how to write a book 1: the mindset
Today and tomorrow, I will discuss book writing. Today’s post will be about the basic mindset behind book writing. Most academics are trained to write articles. In some fields, an article might be a few pages long, or a few dozen pages. Books are longer and more ambitious in scope. Their length and sustained argument is a challenge and many academic are not able to complete such a book due to training or temperament.
So here, I want to outline some key differences and help you get in the mindset about writing a book:
- Books are not about narrow nitty gritty arguments. They are sustained arguments in a (mostly) verbal format. You should only write a book when each part of your argument involves a journal article length explanation. Otherwise, think about cutting down to journal size.
- Books are good for very verbal areas (historical work); arguments that collect a lot of different data and thus can’t fit in a 35 page paper; and big ideas that might reach a broad public.
- Books often have wider audiences, even technical books. A well written book can be discussed in academic journals, learned journals (e.g., Foreign Affairs), and mass media (e.g., the NY Times). Even a technical book might reach out, in that other specialists will want to consult “the book” on a topic that goes into gory detail. So when you write a book, be prepared to explain what bigger audience you might be shooting for.
- Books need to justify their existence. It costs about $20k for a single print book. These costs will only be recouped if you sell about 1,000 copies at $20 a pop. Only offer an idea that will (a) be bought by libraries and (b) have some justification to a larger public or cross-disciplinary academic audience.

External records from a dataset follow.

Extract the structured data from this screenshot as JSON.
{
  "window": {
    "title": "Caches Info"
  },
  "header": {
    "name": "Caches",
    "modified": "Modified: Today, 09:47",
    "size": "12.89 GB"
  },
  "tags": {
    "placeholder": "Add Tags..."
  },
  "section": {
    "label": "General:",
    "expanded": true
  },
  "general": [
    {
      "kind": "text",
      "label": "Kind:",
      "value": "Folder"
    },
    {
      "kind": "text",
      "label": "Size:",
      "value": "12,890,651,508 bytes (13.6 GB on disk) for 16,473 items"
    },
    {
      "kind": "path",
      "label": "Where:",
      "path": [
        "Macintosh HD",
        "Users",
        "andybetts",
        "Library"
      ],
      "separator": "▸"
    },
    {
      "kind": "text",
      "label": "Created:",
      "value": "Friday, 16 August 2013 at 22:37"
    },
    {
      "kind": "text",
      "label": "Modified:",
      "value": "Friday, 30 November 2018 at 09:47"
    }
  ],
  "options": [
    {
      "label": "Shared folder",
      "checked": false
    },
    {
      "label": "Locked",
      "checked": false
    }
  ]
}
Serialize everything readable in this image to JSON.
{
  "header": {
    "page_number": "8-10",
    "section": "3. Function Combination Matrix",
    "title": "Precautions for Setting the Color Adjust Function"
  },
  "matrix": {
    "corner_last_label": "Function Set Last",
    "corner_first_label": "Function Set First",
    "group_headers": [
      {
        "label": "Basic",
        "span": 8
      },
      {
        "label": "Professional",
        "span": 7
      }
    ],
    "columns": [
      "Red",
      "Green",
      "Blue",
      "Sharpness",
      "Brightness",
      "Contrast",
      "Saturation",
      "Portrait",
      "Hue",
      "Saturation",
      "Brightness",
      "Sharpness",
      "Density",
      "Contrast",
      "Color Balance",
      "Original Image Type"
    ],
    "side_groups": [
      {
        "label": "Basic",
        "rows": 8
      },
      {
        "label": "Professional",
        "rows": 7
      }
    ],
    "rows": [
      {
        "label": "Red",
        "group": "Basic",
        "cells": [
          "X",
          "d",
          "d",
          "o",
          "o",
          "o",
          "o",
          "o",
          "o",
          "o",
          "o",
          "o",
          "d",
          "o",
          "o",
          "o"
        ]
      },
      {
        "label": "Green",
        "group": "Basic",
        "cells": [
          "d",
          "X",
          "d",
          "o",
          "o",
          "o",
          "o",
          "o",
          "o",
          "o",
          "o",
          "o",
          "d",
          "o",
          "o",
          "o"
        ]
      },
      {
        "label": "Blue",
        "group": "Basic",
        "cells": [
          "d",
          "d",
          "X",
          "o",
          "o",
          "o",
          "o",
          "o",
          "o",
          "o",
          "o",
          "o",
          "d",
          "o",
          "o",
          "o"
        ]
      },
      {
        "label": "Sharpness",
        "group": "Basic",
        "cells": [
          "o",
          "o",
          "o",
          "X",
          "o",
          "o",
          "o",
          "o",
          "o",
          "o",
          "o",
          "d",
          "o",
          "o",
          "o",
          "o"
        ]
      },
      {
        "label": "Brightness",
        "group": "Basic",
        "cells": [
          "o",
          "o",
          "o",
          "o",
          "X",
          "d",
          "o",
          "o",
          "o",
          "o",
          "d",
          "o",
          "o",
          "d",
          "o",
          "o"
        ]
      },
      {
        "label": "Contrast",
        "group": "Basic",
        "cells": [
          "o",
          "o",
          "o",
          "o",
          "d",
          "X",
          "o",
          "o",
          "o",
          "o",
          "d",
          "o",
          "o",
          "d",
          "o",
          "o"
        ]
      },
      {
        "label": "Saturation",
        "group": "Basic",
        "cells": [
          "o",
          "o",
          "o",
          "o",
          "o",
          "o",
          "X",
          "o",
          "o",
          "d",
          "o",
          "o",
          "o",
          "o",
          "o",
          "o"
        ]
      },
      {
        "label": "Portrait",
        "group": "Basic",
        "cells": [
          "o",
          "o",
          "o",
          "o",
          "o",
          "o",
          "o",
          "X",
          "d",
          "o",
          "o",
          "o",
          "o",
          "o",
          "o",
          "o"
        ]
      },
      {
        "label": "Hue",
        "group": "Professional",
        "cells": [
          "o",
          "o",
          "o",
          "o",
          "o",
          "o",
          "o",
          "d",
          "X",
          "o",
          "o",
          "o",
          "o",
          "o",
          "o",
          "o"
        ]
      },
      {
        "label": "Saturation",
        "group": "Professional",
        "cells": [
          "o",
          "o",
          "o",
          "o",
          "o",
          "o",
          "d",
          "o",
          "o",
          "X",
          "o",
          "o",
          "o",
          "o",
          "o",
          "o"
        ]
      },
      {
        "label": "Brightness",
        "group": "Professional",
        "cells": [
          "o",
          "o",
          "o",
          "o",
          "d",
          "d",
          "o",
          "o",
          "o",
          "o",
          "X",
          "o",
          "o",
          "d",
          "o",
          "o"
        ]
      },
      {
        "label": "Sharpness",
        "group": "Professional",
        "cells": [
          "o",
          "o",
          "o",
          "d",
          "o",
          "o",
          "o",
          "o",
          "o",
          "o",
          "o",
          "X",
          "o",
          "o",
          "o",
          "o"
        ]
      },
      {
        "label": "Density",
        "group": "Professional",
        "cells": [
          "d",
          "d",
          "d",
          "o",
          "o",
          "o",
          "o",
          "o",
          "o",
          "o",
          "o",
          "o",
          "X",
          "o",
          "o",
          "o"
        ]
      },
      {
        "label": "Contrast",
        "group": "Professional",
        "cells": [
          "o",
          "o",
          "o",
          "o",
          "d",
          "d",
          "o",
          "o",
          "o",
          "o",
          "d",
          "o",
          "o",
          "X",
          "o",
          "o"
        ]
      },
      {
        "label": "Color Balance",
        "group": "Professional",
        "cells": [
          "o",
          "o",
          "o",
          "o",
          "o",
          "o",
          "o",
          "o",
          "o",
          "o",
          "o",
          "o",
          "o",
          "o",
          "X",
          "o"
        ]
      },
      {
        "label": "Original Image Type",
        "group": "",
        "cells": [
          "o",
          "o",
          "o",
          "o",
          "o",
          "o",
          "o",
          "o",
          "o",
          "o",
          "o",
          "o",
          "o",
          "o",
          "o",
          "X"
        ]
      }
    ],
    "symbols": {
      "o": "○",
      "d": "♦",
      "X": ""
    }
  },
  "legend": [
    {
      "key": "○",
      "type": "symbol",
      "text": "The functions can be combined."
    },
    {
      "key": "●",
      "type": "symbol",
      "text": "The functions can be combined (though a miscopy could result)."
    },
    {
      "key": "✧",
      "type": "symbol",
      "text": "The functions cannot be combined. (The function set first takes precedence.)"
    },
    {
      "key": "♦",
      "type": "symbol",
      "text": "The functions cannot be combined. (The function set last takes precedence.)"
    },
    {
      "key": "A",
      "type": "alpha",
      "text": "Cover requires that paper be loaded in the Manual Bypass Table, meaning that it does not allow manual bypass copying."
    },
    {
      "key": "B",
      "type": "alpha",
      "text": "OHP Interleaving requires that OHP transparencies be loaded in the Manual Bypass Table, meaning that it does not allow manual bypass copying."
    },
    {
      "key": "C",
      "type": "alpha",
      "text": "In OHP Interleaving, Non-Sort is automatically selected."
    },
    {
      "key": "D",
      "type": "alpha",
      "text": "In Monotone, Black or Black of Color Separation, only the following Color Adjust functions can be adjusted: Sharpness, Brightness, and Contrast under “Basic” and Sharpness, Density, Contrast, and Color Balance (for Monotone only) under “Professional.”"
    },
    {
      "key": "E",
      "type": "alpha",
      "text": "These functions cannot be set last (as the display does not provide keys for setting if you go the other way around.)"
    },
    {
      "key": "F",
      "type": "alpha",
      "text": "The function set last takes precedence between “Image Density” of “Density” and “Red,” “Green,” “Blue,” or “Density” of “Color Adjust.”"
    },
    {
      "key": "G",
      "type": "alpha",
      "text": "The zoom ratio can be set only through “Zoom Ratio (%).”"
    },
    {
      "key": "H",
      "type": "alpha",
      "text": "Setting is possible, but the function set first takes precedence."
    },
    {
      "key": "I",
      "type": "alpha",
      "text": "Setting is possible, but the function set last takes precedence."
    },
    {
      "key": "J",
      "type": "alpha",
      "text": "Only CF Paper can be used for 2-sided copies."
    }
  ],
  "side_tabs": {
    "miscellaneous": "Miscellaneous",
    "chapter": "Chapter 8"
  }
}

- Bill Germano’s book writing guide gets it right – you only have 20 pages to really justify the book. If an editor doesn’t get it after about 10 minutes, it won’t get published.
Tomorrow, the book publication process.